The bottom line for Rickard is that parishes should be treated in the same manner as families wanting to make their homes a place of gathering and welcome.

Drawing on eleven years at an ethnically and socio-economically diverse parish, Farrell insisted that pastors should be present at all Sunday masses, even if he isn’t celebrating them, in order to welcome congregants. He also said that priests need to learn to deliver “homilies that matter,” noting that it’s up to the priests not only to learn complex matters of theology, but to translate that knowledge into practical applications for his flock.

Both Rickard and Farrell said the Church would be better served if parishes didn’t make families “earn sacraments,” particularly such as baptism and confirmation, through endless paperwork and lectures offered in unwelcoming environments.

Instead, they both said these opportunities should be seized as “evangelical moments” so that families could have “an opportunity for them to have an encounter with Christ.”

For Lowney, Rickard and Farrell are examples of ways the Church can embrace what Pope Benedict XVI dubbed “co-responsibility” — where leadership in the Catholic Church isn’t focused on merely the hierarchy, but all baptized Catholics.

In an interview with Crux, Lowney said “the Catholic Church really doesn’t have the leadership culture it needs in order for it to tackle the challenges it faces now.”

“When I say that, I don’t mean the top 200 people don’t have the right culture,” he maintained, “but rather, the other billion people presume leadership has nothing to do with them and they just look up to the top.”

Lowney also offered some reflections on the parallels between the call to holiness as articulated in Pope Francis’s recent apostolic exhortation Gaudete et Exsultate and his own vision of leadership that engages everyone in Church life.

“People typically perceive holiness in a fairly withdrawn, pietistic sense, and from what I’ve seen, the pope is trying to crash through that idea a little bit,” said Lowney.

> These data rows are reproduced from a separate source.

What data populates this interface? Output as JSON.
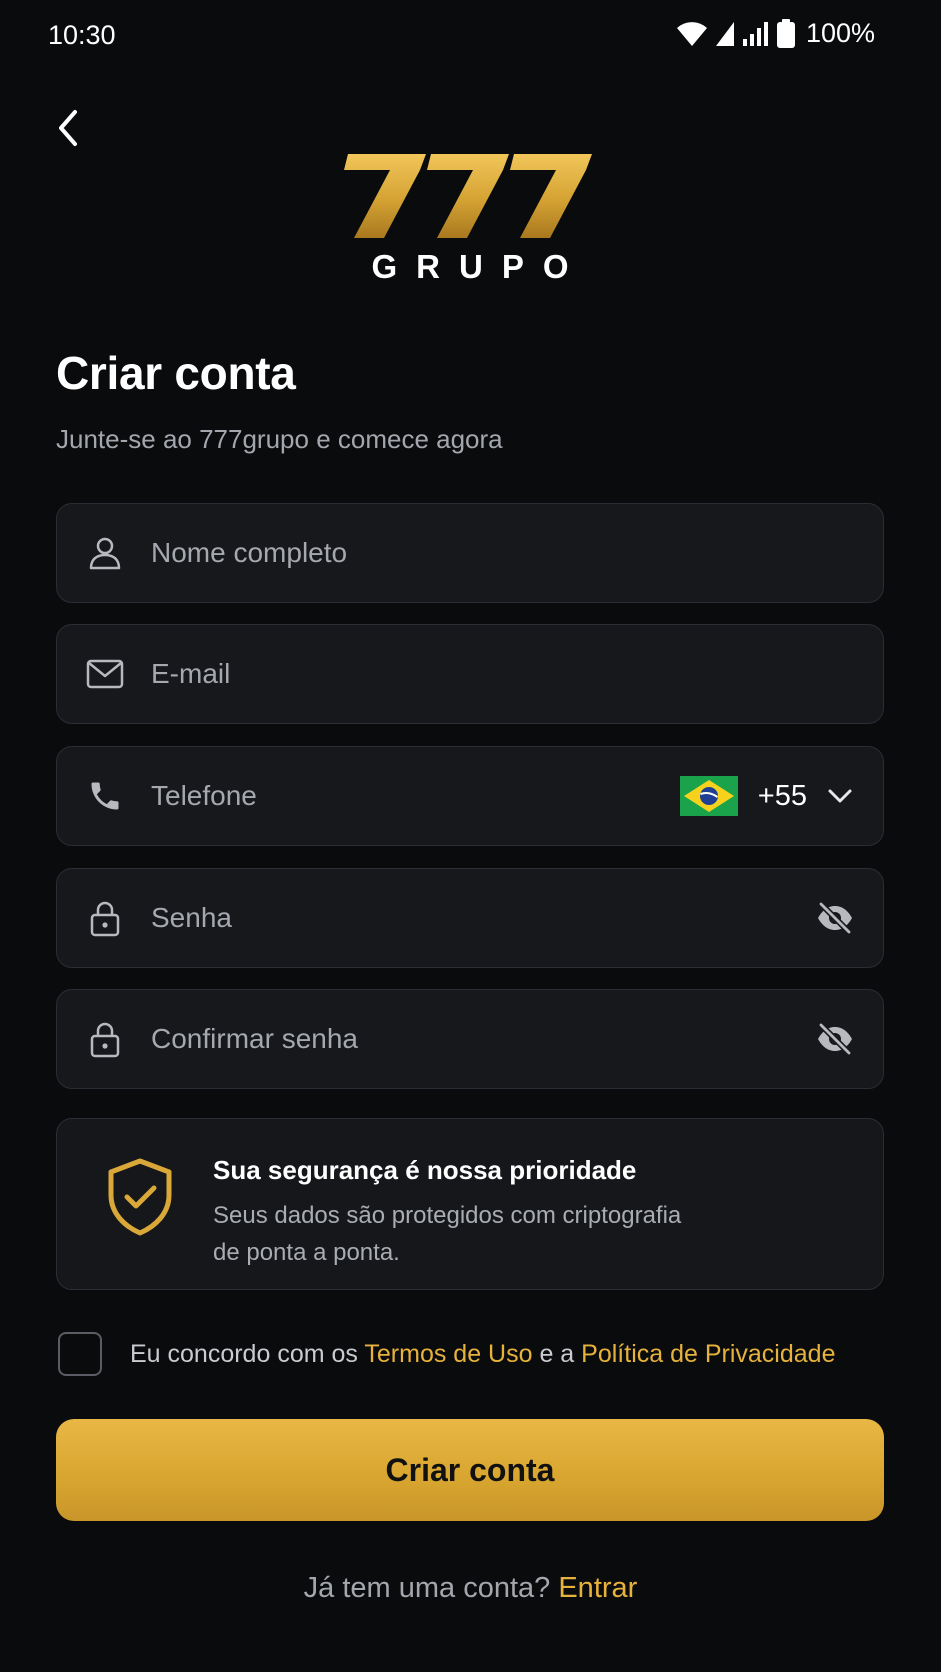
{
  "status_bar": {
    "time": "10:30",
    "battery": "100%"
  },
  "logo": {
    "numbers": "777",
    "word": "GRUPO"
  },
  "header": {
    "title": "Criar conta",
    "subtitle": "Junte-se ao 777grupo e comece agora"
  },
  "form": {
    "name_placeholder": "Nome completo",
    "email_placeholder": "E-mail",
    "phone_placeholder": "Telefone",
    "country_code": "+55",
    "password_placeholder": "Senha",
    "confirm_password_placeholder": "Confirmar senha"
  },
  "security": {
    "title": "Sua segurança é nossa prioridade",
    "text_line1": "Seus dados são protegidos com criptografia",
    "text_line2": "de ponta a ponta."
  },
  "terms": {
    "prefix": "Eu concordo com os ",
    "terms_link": "Termos de Uso",
    "middle": " e a ",
    "privacy_link": "Política de Privacidade"
  },
  "submit_label": "Criar conta",
  "login": {
    "prompt": "Já tem uma conta? ",
    "link": "Entrar"
  },
  "colors": {
    "accent": "#e7b23c",
    "background": "#0a0b0d",
    "field": "#16181c"
  }
}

While he maintains “there’s a deeply prayerful aspect” to holiness, Lowney said that Francis shows that it is also “a call to be in the world.”

At the five-year mark of the Francis papacy, Lowney said that while the pope was elected on a reform mandate — tasked to clean-up the Roman curia — Francis is well aware that “structural and organizational reforms come second,” only after cultural reform.

For Lowney, the overwhelming majority of Catholics are just looking to have a positive experience of the Church, often first encountered at the parish level.

“Millions of people have left the Catholic Church, and none of them left because the Vatican bank was a mess,” he told Crux. “And they’re not going to come back because it gets fixed…the action is always out in the field. And we’ve gotten stuck with people looking back to headquarters.”

In some quarters, Francis has been sharply criticized for either not understanding the world of business or having little use for it. Lowney said that some of those criticisms may be fair, but often miss the mark.

“He’s spent a lot of his time working with and being present to people who are marginalized by the global economy,” Lowney said. “I think he is and was one hundred percent within his rights to say this style of economy is not working for millions and millions of people. And I think that should be a thorn in the side of all Catholic business people and others involved in political economy.”

“If I had as much faith in God as people have in the free market, I’d be a mystic,” he added.

Yet rather than getting caught up in intra-Church politics and inside baseball, Lowney is far more interested in initiatives that engage disaffiliated members of the Church and give them reason to give the Church another chance.

One example — described by Lowney as a “brilliant stroke” — was a March 19-24 meeting of young people ahead of the October Synod of Bishops on Young People, Faith, and Vocational Discernment, where more than 300 young people from around the world came to the Vatican and drafted the document that will eventually set the agenda for the fall gathering.

“The thing that struck me most powerfully…is that it wasn’t like they were complaining,” said Lowney, “Basically the tone of it was ‘give us a little rope here, we can help.’”

“That’s exactly what’s needed,” said Lowney, and “exactly the thing to do.”